EXERCISE DETAILS
Any picture in the data below gets skipped; print all the rest exactly.

[RECORDS SUPPLIED]

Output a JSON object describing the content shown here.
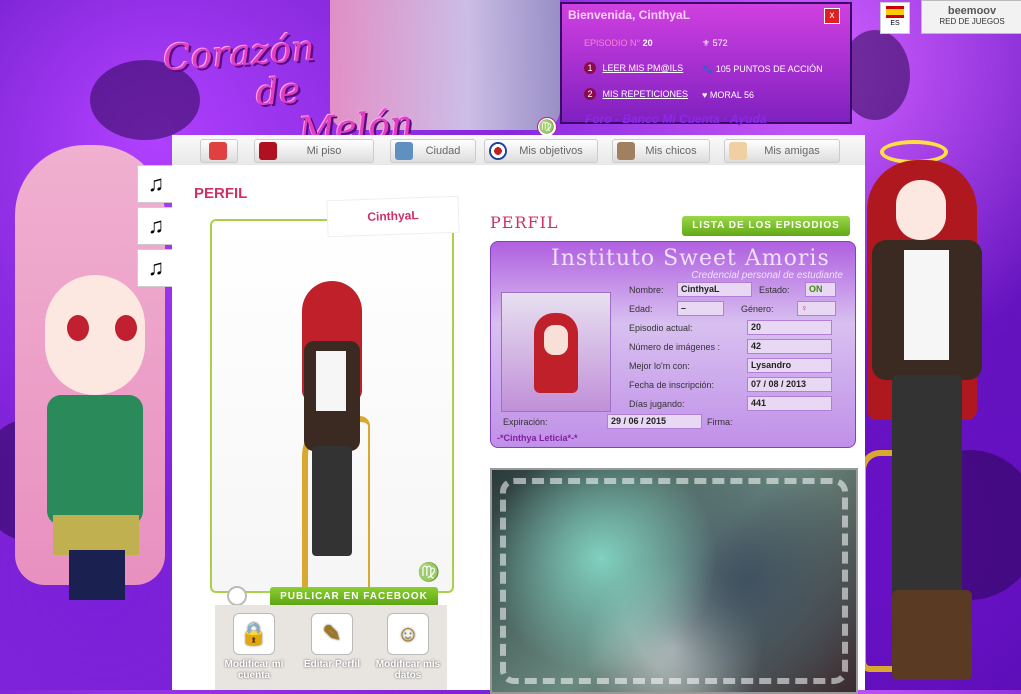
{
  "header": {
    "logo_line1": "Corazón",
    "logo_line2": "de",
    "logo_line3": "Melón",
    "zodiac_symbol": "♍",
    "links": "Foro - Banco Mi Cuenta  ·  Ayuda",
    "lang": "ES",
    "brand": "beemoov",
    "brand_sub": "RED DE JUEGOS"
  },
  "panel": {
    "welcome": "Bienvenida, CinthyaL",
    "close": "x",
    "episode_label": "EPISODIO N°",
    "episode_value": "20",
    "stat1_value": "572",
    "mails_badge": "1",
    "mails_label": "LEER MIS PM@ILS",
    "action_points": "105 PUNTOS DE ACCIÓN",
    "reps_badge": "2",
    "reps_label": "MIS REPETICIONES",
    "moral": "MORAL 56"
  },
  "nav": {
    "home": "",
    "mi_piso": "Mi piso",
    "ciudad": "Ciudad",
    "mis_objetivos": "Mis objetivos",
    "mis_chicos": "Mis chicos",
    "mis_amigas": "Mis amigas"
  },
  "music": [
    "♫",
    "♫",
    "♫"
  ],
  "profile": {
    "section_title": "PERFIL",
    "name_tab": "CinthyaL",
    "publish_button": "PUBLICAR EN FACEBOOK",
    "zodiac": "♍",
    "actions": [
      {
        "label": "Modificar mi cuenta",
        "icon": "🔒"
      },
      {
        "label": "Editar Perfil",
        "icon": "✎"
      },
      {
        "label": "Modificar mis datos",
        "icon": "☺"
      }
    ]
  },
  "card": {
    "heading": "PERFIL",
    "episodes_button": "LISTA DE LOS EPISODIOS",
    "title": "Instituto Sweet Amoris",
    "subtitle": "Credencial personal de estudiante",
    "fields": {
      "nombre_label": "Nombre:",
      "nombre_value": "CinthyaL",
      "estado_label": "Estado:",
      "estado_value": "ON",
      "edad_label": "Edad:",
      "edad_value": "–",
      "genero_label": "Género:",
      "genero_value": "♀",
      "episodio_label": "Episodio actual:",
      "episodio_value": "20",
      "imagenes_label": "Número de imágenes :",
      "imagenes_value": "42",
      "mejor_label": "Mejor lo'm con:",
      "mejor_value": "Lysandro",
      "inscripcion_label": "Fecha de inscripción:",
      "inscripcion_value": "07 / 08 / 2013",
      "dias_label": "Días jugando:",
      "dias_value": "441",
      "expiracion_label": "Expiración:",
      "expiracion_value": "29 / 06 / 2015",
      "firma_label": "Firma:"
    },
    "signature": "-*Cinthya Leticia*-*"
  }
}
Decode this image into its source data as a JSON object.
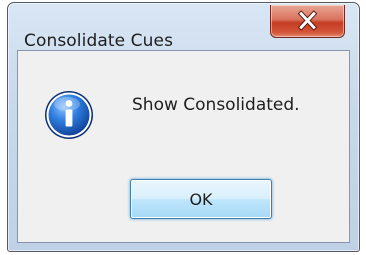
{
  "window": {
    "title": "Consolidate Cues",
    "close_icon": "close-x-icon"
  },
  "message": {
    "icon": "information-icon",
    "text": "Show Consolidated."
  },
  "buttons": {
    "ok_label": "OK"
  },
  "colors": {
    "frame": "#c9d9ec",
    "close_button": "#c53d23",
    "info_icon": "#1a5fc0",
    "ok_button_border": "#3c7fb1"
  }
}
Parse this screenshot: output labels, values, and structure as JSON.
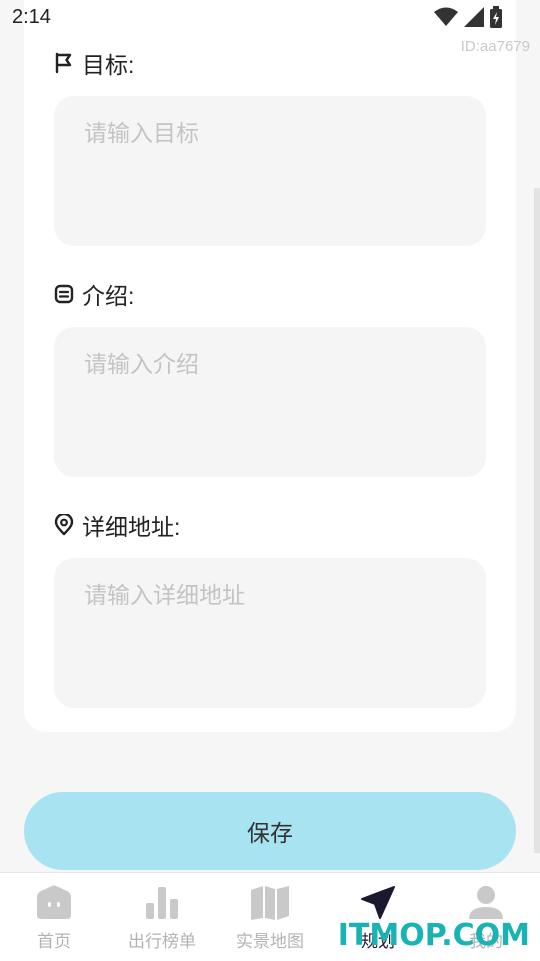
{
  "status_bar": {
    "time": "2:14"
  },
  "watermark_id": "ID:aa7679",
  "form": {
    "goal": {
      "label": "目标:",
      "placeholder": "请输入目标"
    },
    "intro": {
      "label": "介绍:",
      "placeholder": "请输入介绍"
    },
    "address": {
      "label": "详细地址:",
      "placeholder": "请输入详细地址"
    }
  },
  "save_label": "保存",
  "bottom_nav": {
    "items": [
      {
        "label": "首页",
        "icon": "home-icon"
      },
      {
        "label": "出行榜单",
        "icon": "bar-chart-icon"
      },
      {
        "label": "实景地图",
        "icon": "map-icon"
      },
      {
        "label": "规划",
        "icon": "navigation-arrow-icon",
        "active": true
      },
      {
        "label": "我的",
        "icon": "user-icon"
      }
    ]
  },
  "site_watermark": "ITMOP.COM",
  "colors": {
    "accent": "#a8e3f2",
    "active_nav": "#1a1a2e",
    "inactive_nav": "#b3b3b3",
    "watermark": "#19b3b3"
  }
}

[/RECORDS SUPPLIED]

REPLY
Output a JSON object describing the content shown here.
{
  "header": {
    "logo_line1": "Corazón",
    "logo_line2": "de",
    "logo_line3": "Melón",
    "zodiac_symbol": "♍",
    "links": "Foro - Banco Mi Cuenta  ·  Ayuda",
    "lang": "ES",
    "brand": "beemoov",
    "brand_sub": "RED DE JUEGOS"
  },
  "panel": {
    "welcome": "Bienvenida, CinthyaL",
    "close": "x",
    "episode_label": "EPISODIO N°",
    "episode_value": "20",
    "stat1_value": "572",
    "mails_badge": "1",
    "mails_label": "LEER MIS PM@ILS",
    "action_points": "105 PUNTOS DE ACCIÓN",
    "reps_badge": "2",
    "reps_label": "MIS REPETICIONES",
    "moral": "MORAL 56"
  },
  "nav": {
    "home": "",
    "mi_piso": "Mi piso",
    "ciudad": "Ciudad",
    "mis_objetivos": "Mis objetivos",
    "mis_chicos": "Mis chicos",
    "mis_amigas": "Mis amigas"
  },
  "music": [
    "♫",
    "♫",
    "♫"
  ],
  "profile": {
    "section_title": "PERFIL",
    "name_tab": "CinthyaL",
    "publish_button": "PUBLICAR EN FACEBOOK",
    "zodiac": "♍",
    "actions": [
      {
        "label": "Modificar mi cuenta",
        "icon": "🔒"
      },
      {
        "label": "Editar Perfil",
        "icon": "✎"
      },
      {
        "label": "Modificar mis datos",
        "icon": "☺"
      }
    ]
  },
  "card": {
    "heading": "PERFIL",
    "episodes_button": "LISTA DE LOS EPISODIOS",
    "title": "Instituto Sweet Amoris",
    "subtitle": "Credencial personal de estudiante",
    "fields": {
      "nombre_label": "Nombre:",
      "nombre_value": "CinthyaL",
      "estado_label": "Estado:",
      "estado_value": "ON",
      "edad_label": "Edad:",
      "edad_value": "–",
      "genero_label": "Género:",
      "genero_value": "♀",
      "episodio_label": "Episodio actual:",
      "episodio_value": "20",
      "imagenes_label": "Número de imágenes :",
      "imagenes_value": "42",
      "mejor_label": "Mejor lo'm con:",
      "mejor_value": "Lysandro",
      "inscripcion_label": "Fecha de inscripción:",
      "inscripcion_value": "07 / 08 / 2013",
      "dias_label": "Días jugando:",
      "dias_value": "441",
      "expiracion_label": "Expiración:",
      "expiracion_value": "29 / 06 / 2015",
      "firma_label": "Firma:"
    },
    "signature": "-*Cinthya Leticia*-*"
  }
}
Decode this image into its source data as a JSON object.
{
  "window": {
    "title": "Consolidate Cues",
    "close_icon": "close-x-icon"
  },
  "message": {
    "icon": "information-icon",
    "text": "Show Consolidated."
  },
  "buttons": {
    "ok_label": "OK"
  },
  "colors": {
    "frame": "#c9d9ec",
    "close_button": "#c53d23",
    "info_icon": "#1a5fc0",
    "ok_button_border": "#3c7fb1"
  }
}
Parse this screenshot: output labels, values, and structure as JSON.
{
  "status_bar": {
    "time": "2:14"
  },
  "watermark_id": "ID:aa7679",
  "form": {
    "goal": {
      "label": "目标:",
      "placeholder": "请输入目标"
    },
    "intro": {
      "label": "介绍:",
      "placeholder": "请输入介绍"
    },
    "address": {
      "label": "详细地址:",
      "placeholder": "请输入详细地址"
    }
  },
  "save_label": "保存",
  "bottom_nav": {
    "items": [
      {
        "label": "首页",
        "icon": "home-icon"
      },
      {
        "label": "出行榜单",
        "icon": "bar-chart-icon"
      },
      {
        "label": "实景地图",
        "icon": "map-icon"
      },
      {
        "label": "规划",
        "icon": "navigation-arrow-icon",
        "active": true
      },
      {
        "label": "我的",
        "icon": "user-icon"
      }
    ]
  },
  "site_watermark": "ITMOP.COM",
  "colors": {
    "accent": "#a8e3f2",
    "active_nav": "#1a1a2e",
    "inactive_nav": "#b3b3b3",
    "watermark": "#19b3b3"
  }
}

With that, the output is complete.